(INFORMATION PROVIDED):
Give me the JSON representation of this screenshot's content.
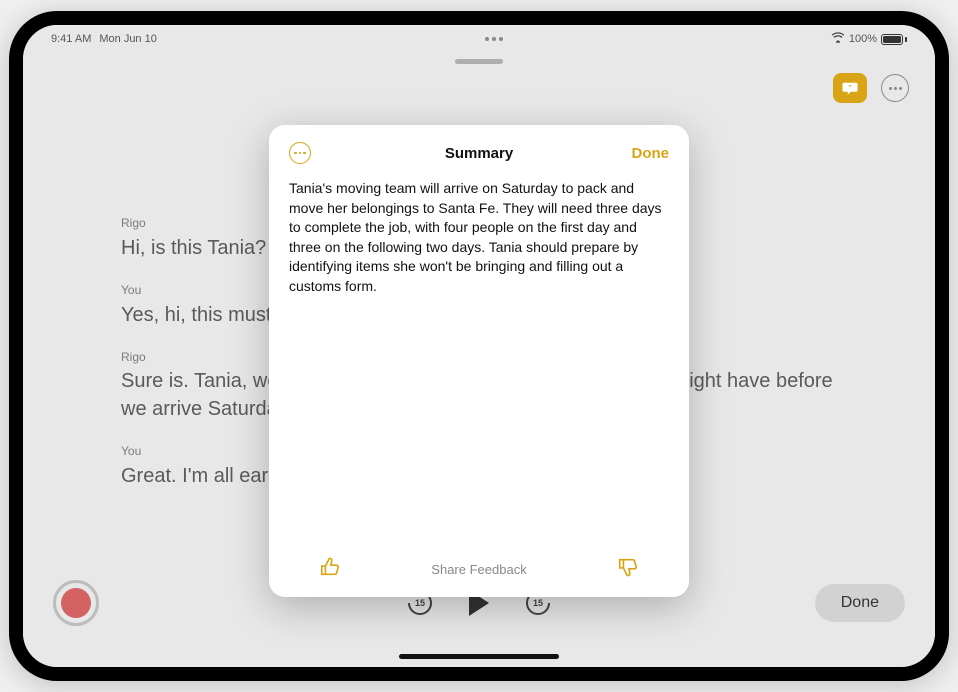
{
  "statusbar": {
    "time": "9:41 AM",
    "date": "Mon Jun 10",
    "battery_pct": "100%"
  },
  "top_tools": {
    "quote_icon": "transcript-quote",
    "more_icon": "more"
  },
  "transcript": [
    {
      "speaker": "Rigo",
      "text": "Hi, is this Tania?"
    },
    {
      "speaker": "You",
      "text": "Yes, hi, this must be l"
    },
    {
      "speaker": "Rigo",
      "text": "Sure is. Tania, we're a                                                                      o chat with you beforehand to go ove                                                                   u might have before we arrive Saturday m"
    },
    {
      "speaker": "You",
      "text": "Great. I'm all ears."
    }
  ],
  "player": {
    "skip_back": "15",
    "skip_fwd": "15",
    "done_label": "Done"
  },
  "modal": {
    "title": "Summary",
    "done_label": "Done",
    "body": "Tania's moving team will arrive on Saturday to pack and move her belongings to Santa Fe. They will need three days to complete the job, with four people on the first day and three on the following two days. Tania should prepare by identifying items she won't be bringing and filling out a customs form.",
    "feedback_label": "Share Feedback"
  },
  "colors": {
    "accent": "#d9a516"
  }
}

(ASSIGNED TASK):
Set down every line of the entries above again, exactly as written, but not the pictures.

(EXERCISE RESPONSE):
Give me the JSON representation of this screenshot's content.
{
  "statusbar": {
    "time": "9:41 AM",
    "date": "Mon Jun 10",
    "battery_pct": "100%"
  },
  "top_tools": {
    "quote_icon": "transcript-quote",
    "more_icon": "more"
  },
  "transcript": [
    {
      "speaker": "Rigo",
      "text": "Hi, is this Tania?"
    },
    {
      "speaker": "You",
      "text": "Yes, hi, this must be l"
    },
    {
      "speaker": "Rigo",
      "text": "Sure is. Tania, we're a                                                                      o chat with you beforehand to go ove                                                                   u might have before we arrive Saturday m"
    },
    {
      "speaker": "You",
      "text": "Great. I'm all ears."
    }
  ],
  "player": {
    "skip_back": "15",
    "skip_fwd": "15",
    "done_label": "Done"
  },
  "modal": {
    "title": "Summary",
    "done_label": "Done",
    "body": "Tania's moving team will arrive on Saturday to pack and move her belongings to Santa Fe. They will need three days to complete the job, with four people on the first day and three on the following two days. Tania should prepare by identifying items she won't be bringing and filling out a customs form.",
    "feedback_label": "Share Feedback"
  },
  "colors": {
    "accent": "#d9a516"
  }
}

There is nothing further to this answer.